[TASK MATERIAL]

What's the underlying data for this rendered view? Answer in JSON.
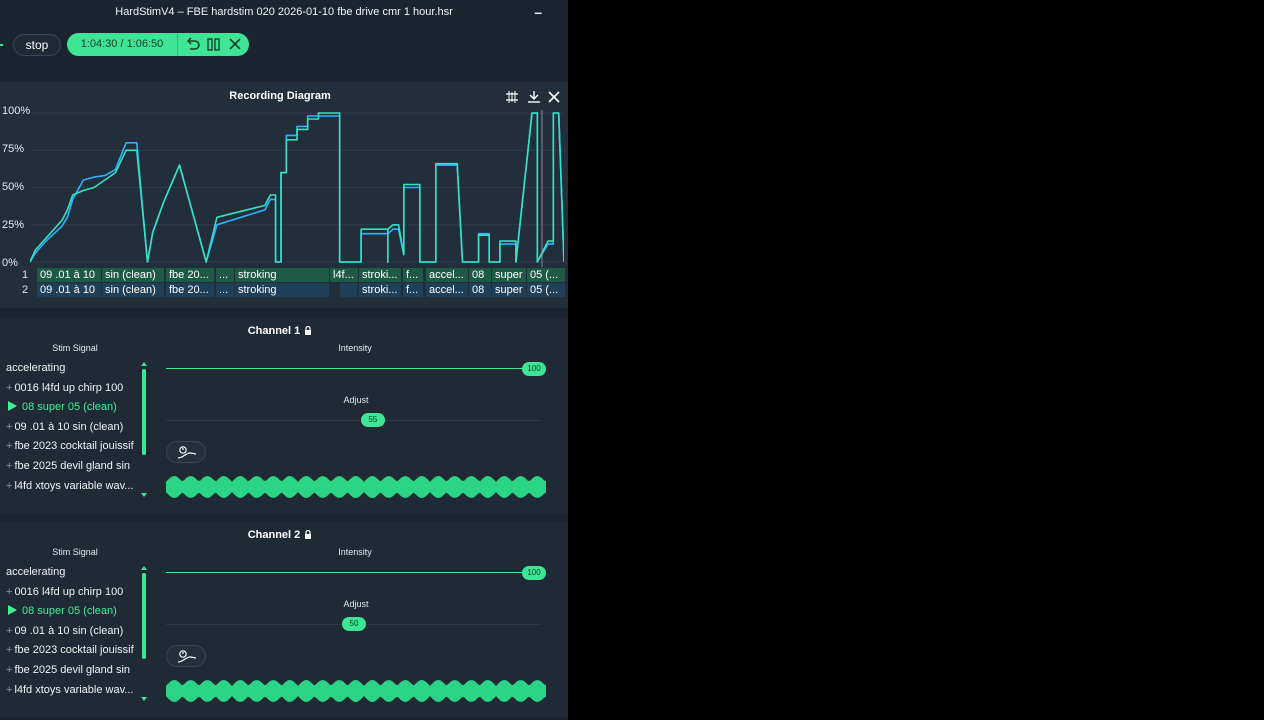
{
  "window": {
    "title": "HardStimV4 – FBE hardstim 020 2026-01-10 fbe drive cmr 1 hour.hsr",
    "minimize_glyph": "–"
  },
  "toolbar": {
    "stop_label": "stop",
    "time_display": "1:04:30 / 1:06:50",
    "icons": [
      "undo-icon",
      "pause-icon",
      "close-icon"
    ]
  },
  "diagram": {
    "title": "Recording Diagram",
    "icons": [
      "fit-icon",
      "download-icon",
      "close-icon"
    ],
    "y_ticks": [
      "100%",
      "75%",
      "50%",
      "25%",
      "0%"
    ],
    "tracks": [
      {
        "number": "1",
        "segments": [
          "09 .01 à 10",
          "sin (clean)",
          "fbe 20...",
          "...",
          "stroking",
          "l4f...",
          "stroki...",
          "f...",
          "accel...",
          "08",
          "super",
          "05 (..."
        ]
      },
      {
        "number": "2",
        "segments": [
          "09 .01 à 10",
          "sin (clean)",
          "fbe 20...",
          "...",
          "stroking",
          "",
          "stroki...",
          "f...",
          "accel...",
          "08",
          "super",
          "05 (..."
        ]
      }
    ]
  },
  "chart_data": {
    "type": "line",
    "title": "Recording Diagram",
    "xlabel": "",
    "ylabel": "",
    "ylim": [
      0,
      100
    ],
    "y_unit": "%",
    "x_unit": "fraction of recording",
    "grid": true,
    "series": [
      {
        "color": "#2db3ff",
        "x": [
          0,
          0.01,
          0.03,
          0.06,
          0.07,
          0.08,
          0.1,
          0.12,
          0.14,
          0.16,
          0.18,
          0.2,
          0.22,
          0.22,
          0.23,
          0.25,
          0.25,
          0.28,
          0.28,
          0.33,
          0.33,
          0.35,
          0.44,
          0.45,
          0.46,
          0.46,
          0.47,
          0.47,
          0.48,
          0.48,
          0.5,
          0.5,
          0.52,
          0.52,
          0.54,
          0.54,
          0.58,
          0.58,
          0.62,
          0.62,
          0.67,
          0.67,
          0.67,
          0.68,
          0.69,
          0.7,
          0.7,
          0.7,
          0.7,
          0.73,
          0.73,
          0.76,
          0.76,
          0.8,
          0.81,
          0.82,
          0.84,
          0.84,
          0.86,
          0.86,
          0.88,
          0.88,
          0.91,
          0.91,
          0.94,
          0.95,
          0.95,
          0.97,
          0.98,
          0.98,
          0.99,
          0.99,
          1.0
        ],
        "y": [
          0,
          6,
          14,
          24,
          30,
          42,
          55,
          57,
          58,
          62,
          80,
          80,
          0,
          0,
          20,
          40,
          40,
          65,
          65,
          0,
          0,
          25,
          35,
          42,
          42,
          0,
          0,
          60,
          60,
          85,
          85,
          91,
          91,
          98,
          98,
          98,
          98,
          0,
          0,
          19,
          19,
          0,
          19,
          22,
          22,
          5,
          22,
          22,
          50,
          50,
          0,
          0,
          65,
          65,
          0,
          0,
          0,
          19,
          19,
          0,
          0,
          12,
          12,
          0,
          100,
          100,
          0,
          12,
          12,
          100,
          100,
          100,
          0
        ]
      },
      {
        "color": "#34e1c4",
        "x": [
          0,
          0.01,
          0.03,
          0.06,
          0.07,
          0.08,
          0.1,
          0.12,
          0.14,
          0.16,
          0.18,
          0.2,
          0.22,
          0.22,
          0.23,
          0.25,
          0.25,
          0.28,
          0.28,
          0.33,
          0.33,
          0.35,
          0.44,
          0.45,
          0.46,
          0.46,
          0.47,
          0.47,
          0.48,
          0.48,
          0.5,
          0.5,
          0.52,
          0.52,
          0.54,
          0.54,
          0.58,
          0.58,
          0.62,
          0.62,
          0.67,
          0.67,
          0.67,
          0.68,
          0.69,
          0.7,
          0.7,
          0.7,
          0.7,
          0.73,
          0.73,
          0.76,
          0.76,
          0.8,
          0.81,
          0.82,
          0.84,
          0.84,
          0.86,
          0.86,
          0.88,
          0.88,
          0.91,
          0.91,
          0.94,
          0.95,
          0.95,
          0.97,
          0.98,
          0.98,
          0.99,
          0.99,
          1.0
        ],
        "y": [
          0,
          8,
          16,
          28,
          35,
          45,
          48,
          50,
          55,
          60,
          75,
          75,
          0,
          0,
          20,
          40,
          40,
          65,
          65,
          0,
          0,
          30,
          38,
          45,
          45,
          0,
          0,
          60,
          60,
          82,
          82,
          89,
          89,
          96,
          96,
          100,
          100,
          0,
          0,
          22,
          22,
          0,
          22,
          25,
          25,
          5,
          25,
          25,
          52,
          52,
          0,
          0,
          66,
          66,
          0,
          0,
          0,
          18,
          18,
          0,
          0,
          14,
          14,
          0,
          100,
          100,
          0,
          14,
          14,
          100,
          100,
          100,
          0
        ]
      }
    ]
  },
  "channels": [
    {
      "title": "Channel 1",
      "lock_icon": "lock-icon",
      "stim_signal_header": "Stim Signal",
      "intensity_header": "Intensity",
      "intensity_value": "100",
      "intensity_level": 1.0,
      "adjust_header": "Adjust",
      "adjust_value": "55",
      "adjust_level": 0.55,
      "signals": [
        {
          "label": "accelerating",
          "prefix": "",
          "active": false
        },
        {
          "label": "0016 l4fd up chirp 100",
          "prefix": "+",
          "active": false
        },
        {
          "label": "08 super 05 (clean)",
          "prefix": "",
          "active": true
        },
        {
          "label": "09 .01 à 10 sin (clean)",
          "prefix": "+",
          "active": false
        },
        {
          "label": "fbe 2023 cocktail jouissif",
          "prefix": "+",
          "active": false
        },
        {
          "label": "fbe 2025 devil gland sin",
          "prefix": "+",
          "active": false
        },
        {
          "label": "l4fd xtoys variable wav...",
          "prefix": "+",
          "active": false
        }
      ]
    },
    {
      "title": "Channel 2",
      "lock_icon": "lock-icon",
      "stim_signal_header": "Stim Signal",
      "intensity_header": "Intensity",
      "intensity_value": "100",
      "intensity_level": 1.0,
      "adjust_header": "Adjust",
      "adjust_value": "50",
      "adjust_level": 0.5,
      "signals": [
        {
          "label": "accelerating",
          "prefix": "",
          "active": false
        },
        {
          "label": "0016 l4fd up chirp 100",
          "prefix": "+",
          "active": false
        },
        {
          "label": "08 super 05 (clean)",
          "prefix": "",
          "active": true
        },
        {
          "label": "09 .01 à 10 sin (clean)",
          "prefix": "+",
          "active": false
        },
        {
          "label": "fbe 2023 cocktail jouissif",
          "prefix": "+",
          "active": false
        },
        {
          "label": "fbe 2025 devil gland sin",
          "prefix": "+",
          "active": false
        },
        {
          "label": "l4fd xtoys variable wav...",
          "prefix": "+",
          "active": false
        }
      ]
    }
  ],
  "colors": {
    "accent": "#3ee594",
    "series_blue": "#2db3ff",
    "series_teal": "#34e1c4",
    "panel": "#222e39",
    "background": "#1b252f"
  }
}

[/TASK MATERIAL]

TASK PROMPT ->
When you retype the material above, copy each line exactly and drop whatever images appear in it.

ANSWER TO THIS EXERCISE ->
What's the underlying data for this rendered view? Answer in JSON.
{
  "window": {
    "title": "HardStimV4 – FBE hardstim 020 2026-01-10 fbe drive cmr 1 hour.hsr",
    "minimize_glyph": "–"
  },
  "toolbar": {
    "stop_label": "stop",
    "time_display": "1:04:30 / 1:06:50",
    "icons": [
      "undo-icon",
      "pause-icon",
      "close-icon"
    ]
  },
  "diagram": {
    "title": "Recording Diagram",
    "icons": [
      "fit-icon",
      "download-icon",
      "close-icon"
    ],
    "y_ticks": [
      "100%",
      "75%",
      "50%",
      "25%",
      "0%"
    ],
    "tracks": [
      {
        "number": "1",
        "segments": [
          "09 .01 à 10",
          "sin (clean)",
          "fbe 20...",
          "...",
          "stroking",
          "l4f...",
          "stroki...",
          "f...",
          "accel...",
          "08",
          "super",
          "05 (..."
        ]
      },
      {
        "number": "2",
        "segments": [
          "09 .01 à 10",
          "sin (clean)",
          "fbe 20...",
          "...",
          "stroking",
          "",
          "stroki...",
          "f...",
          "accel...",
          "08",
          "super",
          "05 (..."
        ]
      }
    ]
  },
  "chart_data": {
    "type": "line",
    "title": "Recording Diagram",
    "xlabel": "",
    "ylabel": "",
    "ylim": [
      0,
      100
    ],
    "y_unit": "%",
    "x_unit": "fraction of recording",
    "grid": true,
    "series": [
      {
        "color": "#2db3ff",
        "x": [
          0,
          0.01,
          0.03,
          0.06,
          0.07,
          0.08,
          0.1,
          0.12,
          0.14,
          0.16,
          0.18,
          0.2,
          0.22,
          0.22,
          0.23,
          0.25,
          0.25,
          0.28,
          0.28,
          0.33,
          0.33,
          0.35,
          0.44,
          0.45,
          0.46,
          0.46,
          0.47,
          0.47,
          0.48,
          0.48,
          0.5,
          0.5,
          0.52,
          0.52,
          0.54,
          0.54,
          0.58,
          0.58,
          0.62,
          0.62,
          0.67,
          0.67,
          0.67,
          0.68,
          0.69,
          0.7,
          0.7,
          0.7,
          0.7,
          0.73,
          0.73,
          0.76,
          0.76,
          0.8,
          0.81,
          0.82,
          0.84,
          0.84,
          0.86,
          0.86,
          0.88,
          0.88,
          0.91,
          0.91,
          0.94,
          0.95,
          0.95,
          0.97,
          0.98,
          0.98,
          0.99,
          0.99,
          1.0
        ],
        "y": [
          0,
          6,
          14,
          24,
          30,
          42,
          55,
          57,
          58,
          62,
          80,
          80,
          0,
          0,
          20,
          40,
          40,
          65,
          65,
          0,
          0,
          25,
          35,
          42,
          42,
          0,
          0,
          60,
          60,
          85,
          85,
          91,
          91,
          98,
          98,
          98,
          98,
          0,
          0,
          19,
          19,
          0,
          19,
          22,
          22,
          5,
          22,
          22,
          50,
          50,
          0,
          0,
          65,
          65,
          0,
          0,
          0,
          19,
          19,
          0,
          0,
          12,
          12,
          0,
          100,
          100,
          0,
          12,
          12,
          100,
          100,
          100,
          0
        ]
      },
      {
        "color": "#34e1c4",
        "x": [
          0,
          0.01,
          0.03,
          0.06,
          0.07,
          0.08,
          0.1,
          0.12,
          0.14,
          0.16,
          0.18,
          0.2,
          0.22,
          0.22,
          0.23,
          0.25,
          0.25,
          0.28,
          0.28,
          0.33,
          0.33,
          0.35,
          0.44,
          0.45,
          0.46,
          0.46,
          0.47,
          0.47,
          0.48,
          0.48,
          0.5,
          0.5,
          0.52,
          0.52,
          0.54,
          0.54,
          0.58,
          0.58,
          0.62,
          0.62,
          0.67,
          0.67,
          0.67,
          0.68,
          0.69,
          0.7,
          0.7,
          0.7,
          0.7,
          0.73,
          0.73,
          0.76,
          0.76,
          0.8,
          0.81,
          0.82,
          0.84,
          0.84,
          0.86,
          0.86,
          0.88,
          0.88,
          0.91,
          0.91,
          0.94,
          0.95,
          0.95,
          0.97,
          0.98,
          0.98,
          0.99,
          0.99,
          1.0
        ],
        "y": [
          0,
          8,
          16,
          28,
          35,
          45,
          48,
          50,
          55,
          60,
          75,
          75,
          0,
          0,
          20,
          40,
          40,
          65,
          65,
          0,
          0,
          30,
          38,
          45,
          45,
          0,
          0,
          60,
          60,
          82,
          82,
          89,
          89,
          96,
          96,
          100,
          100,
          0,
          0,
          22,
          22,
          0,
          22,
          25,
          25,
          5,
          25,
          25,
          52,
          52,
          0,
          0,
          66,
          66,
          0,
          0,
          0,
          18,
          18,
          0,
          0,
          14,
          14,
          0,
          100,
          100,
          0,
          14,
          14,
          100,
          100,
          100,
          0
        ]
      }
    ]
  },
  "channels": [
    {
      "title": "Channel 1",
      "lock_icon": "lock-icon",
      "stim_signal_header": "Stim Signal",
      "intensity_header": "Intensity",
      "intensity_value": "100",
      "intensity_level": 1.0,
      "adjust_header": "Adjust",
      "adjust_value": "55",
      "adjust_level": 0.55,
      "signals": [
        {
          "label": "accelerating",
          "prefix": "",
          "active": false
        },
        {
          "label": "0016 l4fd up chirp 100",
          "prefix": "+",
          "active": false
        },
        {
          "label": "08 super 05 (clean)",
          "prefix": "",
          "active": true
        },
        {
          "label": "09 .01 à 10 sin (clean)",
          "prefix": "+",
          "active": false
        },
        {
          "label": "fbe 2023 cocktail jouissif",
          "prefix": "+",
          "active": false
        },
        {
          "label": "fbe 2025 devil gland sin",
          "prefix": "+",
          "active": false
        },
        {
          "label": "l4fd xtoys variable wav...",
          "prefix": "+",
          "active": false
        }
      ]
    },
    {
      "title": "Channel 2",
      "lock_icon": "lock-icon",
      "stim_signal_header": "Stim Signal",
      "intensity_header": "Intensity",
      "intensity_value": "100",
      "intensity_level": 1.0,
      "adjust_header": "Adjust",
      "adjust_value": "50",
      "adjust_level": 0.5,
      "signals": [
        {
          "label": "accelerating",
          "prefix": "",
          "active": false
        },
        {
          "label": "0016 l4fd up chirp 100",
          "prefix": "+",
          "active": false
        },
        {
          "label": "08 super 05 (clean)",
          "prefix": "",
          "active": true
        },
        {
          "label": "09 .01 à 10 sin (clean)",
          "prefix": "+",
          "active": false
        },
        {
          "label": "fbe 2023 cocktail jouissif",
          "prefix": "+",
          "active": false
        },
        {
          "label": "fbe 2025 devil gland sin",
          "prefix": "+",
          "active": false
        },
        {
          "label": "l4fd xtoys variable wav...",
          "prefix": "+",
          "active": false
        }
      ]
    }
  ],
  "colors": {
    "accent": "#3ee594",
    "series_blue": "#2db3ff",
    "series_teal": "#34e1c4",
    "panel": "#222e39",
    "background": "#1b252f"
  }
}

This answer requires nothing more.